Entries from a dataset of interfaces
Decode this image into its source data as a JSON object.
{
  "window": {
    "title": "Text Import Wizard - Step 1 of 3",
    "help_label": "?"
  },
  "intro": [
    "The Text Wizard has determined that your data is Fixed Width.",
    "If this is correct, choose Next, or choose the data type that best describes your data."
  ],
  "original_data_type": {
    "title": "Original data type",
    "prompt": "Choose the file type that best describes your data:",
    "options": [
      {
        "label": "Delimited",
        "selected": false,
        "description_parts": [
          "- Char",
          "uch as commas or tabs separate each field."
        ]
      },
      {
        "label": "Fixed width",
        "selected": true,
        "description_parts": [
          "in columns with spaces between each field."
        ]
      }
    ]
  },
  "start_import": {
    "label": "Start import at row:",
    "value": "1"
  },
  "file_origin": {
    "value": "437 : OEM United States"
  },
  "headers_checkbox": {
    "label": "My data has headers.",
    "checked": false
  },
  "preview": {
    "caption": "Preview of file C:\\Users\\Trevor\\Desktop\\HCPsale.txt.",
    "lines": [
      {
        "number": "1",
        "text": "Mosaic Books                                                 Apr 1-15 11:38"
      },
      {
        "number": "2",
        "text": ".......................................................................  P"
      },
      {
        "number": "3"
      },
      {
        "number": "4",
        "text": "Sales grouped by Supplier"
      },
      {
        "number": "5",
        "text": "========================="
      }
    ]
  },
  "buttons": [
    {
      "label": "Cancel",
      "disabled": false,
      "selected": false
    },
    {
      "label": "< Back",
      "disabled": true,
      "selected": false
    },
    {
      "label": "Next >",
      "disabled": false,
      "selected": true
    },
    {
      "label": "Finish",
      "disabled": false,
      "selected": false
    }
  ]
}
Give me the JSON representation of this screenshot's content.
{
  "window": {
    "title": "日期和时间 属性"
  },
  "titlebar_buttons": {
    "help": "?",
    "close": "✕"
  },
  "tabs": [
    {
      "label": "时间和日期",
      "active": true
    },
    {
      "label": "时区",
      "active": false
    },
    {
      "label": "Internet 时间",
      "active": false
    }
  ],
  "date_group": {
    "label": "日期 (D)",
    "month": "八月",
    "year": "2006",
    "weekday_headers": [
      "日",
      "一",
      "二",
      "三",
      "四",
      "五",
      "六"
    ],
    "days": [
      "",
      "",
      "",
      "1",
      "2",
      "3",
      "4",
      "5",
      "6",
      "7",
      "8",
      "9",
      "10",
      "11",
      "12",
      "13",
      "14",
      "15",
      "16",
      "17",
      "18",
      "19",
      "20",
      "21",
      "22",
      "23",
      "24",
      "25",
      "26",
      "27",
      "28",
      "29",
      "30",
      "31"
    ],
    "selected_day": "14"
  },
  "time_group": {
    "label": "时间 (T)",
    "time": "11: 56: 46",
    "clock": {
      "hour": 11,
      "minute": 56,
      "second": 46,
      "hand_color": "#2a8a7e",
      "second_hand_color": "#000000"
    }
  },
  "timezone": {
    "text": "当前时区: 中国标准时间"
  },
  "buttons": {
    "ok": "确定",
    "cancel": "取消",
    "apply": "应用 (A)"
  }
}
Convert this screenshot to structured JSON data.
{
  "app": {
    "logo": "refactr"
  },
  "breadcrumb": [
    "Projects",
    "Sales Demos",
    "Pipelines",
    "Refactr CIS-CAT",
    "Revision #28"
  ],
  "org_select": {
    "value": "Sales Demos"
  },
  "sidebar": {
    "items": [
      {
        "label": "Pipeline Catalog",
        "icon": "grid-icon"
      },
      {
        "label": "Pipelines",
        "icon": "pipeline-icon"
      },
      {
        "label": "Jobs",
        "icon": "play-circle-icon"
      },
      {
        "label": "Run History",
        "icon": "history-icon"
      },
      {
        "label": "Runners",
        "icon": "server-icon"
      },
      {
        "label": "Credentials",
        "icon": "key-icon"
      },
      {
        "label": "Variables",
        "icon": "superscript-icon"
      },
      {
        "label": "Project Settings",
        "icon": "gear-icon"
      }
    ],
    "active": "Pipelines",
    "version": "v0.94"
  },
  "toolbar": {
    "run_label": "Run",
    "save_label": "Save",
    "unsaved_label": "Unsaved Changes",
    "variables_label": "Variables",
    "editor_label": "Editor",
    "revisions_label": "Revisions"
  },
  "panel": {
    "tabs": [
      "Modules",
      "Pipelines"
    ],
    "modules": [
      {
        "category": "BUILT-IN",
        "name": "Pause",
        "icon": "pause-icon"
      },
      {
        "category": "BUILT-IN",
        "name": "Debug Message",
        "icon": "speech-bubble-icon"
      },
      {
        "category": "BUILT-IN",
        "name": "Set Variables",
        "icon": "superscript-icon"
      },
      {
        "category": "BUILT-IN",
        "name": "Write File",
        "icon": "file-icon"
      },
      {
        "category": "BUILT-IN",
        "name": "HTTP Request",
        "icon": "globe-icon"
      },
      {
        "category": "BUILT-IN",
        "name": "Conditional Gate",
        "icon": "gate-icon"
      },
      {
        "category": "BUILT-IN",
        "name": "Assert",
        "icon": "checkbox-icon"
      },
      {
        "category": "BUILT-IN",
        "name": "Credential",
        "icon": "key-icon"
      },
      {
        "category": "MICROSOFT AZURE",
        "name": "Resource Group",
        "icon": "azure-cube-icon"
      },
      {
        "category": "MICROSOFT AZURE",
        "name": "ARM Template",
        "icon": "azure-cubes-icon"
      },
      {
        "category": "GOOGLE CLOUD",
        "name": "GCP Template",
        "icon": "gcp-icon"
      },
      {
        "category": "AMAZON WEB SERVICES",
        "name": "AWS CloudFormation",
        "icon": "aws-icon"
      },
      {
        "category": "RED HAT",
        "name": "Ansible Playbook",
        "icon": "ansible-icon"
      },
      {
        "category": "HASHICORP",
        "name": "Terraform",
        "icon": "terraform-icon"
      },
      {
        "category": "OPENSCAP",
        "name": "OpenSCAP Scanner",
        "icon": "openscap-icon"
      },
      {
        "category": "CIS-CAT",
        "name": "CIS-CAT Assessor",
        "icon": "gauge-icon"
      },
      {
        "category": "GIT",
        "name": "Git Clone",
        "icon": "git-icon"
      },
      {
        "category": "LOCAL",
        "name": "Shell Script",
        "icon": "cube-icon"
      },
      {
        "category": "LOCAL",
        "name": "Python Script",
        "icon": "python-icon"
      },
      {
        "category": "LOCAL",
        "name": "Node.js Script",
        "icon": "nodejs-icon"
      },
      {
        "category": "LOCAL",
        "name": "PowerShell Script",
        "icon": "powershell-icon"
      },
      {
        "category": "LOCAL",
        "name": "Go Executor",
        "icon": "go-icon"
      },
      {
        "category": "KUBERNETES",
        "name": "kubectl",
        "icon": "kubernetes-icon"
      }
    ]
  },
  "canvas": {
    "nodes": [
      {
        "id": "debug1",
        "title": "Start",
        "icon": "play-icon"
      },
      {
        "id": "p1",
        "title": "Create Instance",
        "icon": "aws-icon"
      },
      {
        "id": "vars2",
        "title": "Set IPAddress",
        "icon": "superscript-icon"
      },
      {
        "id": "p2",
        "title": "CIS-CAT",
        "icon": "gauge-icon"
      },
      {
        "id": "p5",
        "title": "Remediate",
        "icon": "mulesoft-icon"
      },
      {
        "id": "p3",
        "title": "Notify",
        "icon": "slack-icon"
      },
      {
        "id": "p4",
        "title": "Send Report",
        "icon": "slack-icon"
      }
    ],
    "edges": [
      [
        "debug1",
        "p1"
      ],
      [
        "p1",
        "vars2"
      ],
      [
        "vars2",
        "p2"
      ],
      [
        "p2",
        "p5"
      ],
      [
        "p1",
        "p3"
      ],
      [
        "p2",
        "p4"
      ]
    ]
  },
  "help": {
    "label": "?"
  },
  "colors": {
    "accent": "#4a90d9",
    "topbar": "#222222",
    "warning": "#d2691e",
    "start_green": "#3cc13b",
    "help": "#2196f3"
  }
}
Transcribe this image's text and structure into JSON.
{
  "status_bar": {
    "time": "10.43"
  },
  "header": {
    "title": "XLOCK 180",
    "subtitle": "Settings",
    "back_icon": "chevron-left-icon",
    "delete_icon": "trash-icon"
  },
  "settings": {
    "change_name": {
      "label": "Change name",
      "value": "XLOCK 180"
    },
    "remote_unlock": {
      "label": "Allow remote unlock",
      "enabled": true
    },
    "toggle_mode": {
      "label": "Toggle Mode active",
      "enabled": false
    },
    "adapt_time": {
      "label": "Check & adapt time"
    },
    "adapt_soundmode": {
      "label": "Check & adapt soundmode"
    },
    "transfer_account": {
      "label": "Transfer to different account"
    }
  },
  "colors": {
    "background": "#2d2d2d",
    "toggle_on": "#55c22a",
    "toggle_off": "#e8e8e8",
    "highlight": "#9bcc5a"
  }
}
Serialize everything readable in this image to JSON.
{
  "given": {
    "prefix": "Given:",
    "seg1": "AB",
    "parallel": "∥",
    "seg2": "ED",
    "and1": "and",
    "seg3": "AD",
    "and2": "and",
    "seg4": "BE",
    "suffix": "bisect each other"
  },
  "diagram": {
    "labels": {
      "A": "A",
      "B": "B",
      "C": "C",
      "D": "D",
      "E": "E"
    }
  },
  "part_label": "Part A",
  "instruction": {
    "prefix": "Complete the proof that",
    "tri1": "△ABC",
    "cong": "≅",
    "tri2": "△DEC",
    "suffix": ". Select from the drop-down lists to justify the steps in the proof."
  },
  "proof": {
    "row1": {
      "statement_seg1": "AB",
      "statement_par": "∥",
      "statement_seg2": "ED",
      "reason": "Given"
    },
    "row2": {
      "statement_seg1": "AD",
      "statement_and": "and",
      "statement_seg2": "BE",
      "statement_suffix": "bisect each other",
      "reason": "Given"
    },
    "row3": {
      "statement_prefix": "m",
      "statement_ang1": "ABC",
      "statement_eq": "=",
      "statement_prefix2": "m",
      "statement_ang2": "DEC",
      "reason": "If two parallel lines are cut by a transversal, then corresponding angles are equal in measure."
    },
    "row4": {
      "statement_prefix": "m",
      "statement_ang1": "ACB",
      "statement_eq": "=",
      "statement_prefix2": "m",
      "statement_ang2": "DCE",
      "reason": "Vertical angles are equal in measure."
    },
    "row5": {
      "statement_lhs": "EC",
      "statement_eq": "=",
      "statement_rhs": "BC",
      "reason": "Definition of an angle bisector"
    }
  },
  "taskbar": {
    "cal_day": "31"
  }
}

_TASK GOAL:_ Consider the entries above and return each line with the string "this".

_ANSWER SECTION:_
Decode this image into its source data as a JSON object.
    "If this is correct, choose Next, or choose the data type that best describes your data."
Give me the JSON representation of this screenshot's content.
Convert this screenshot to structured JSON data.
Transcribe this image's text and structure into JSON.
Serialize everything readable in this image to JSON.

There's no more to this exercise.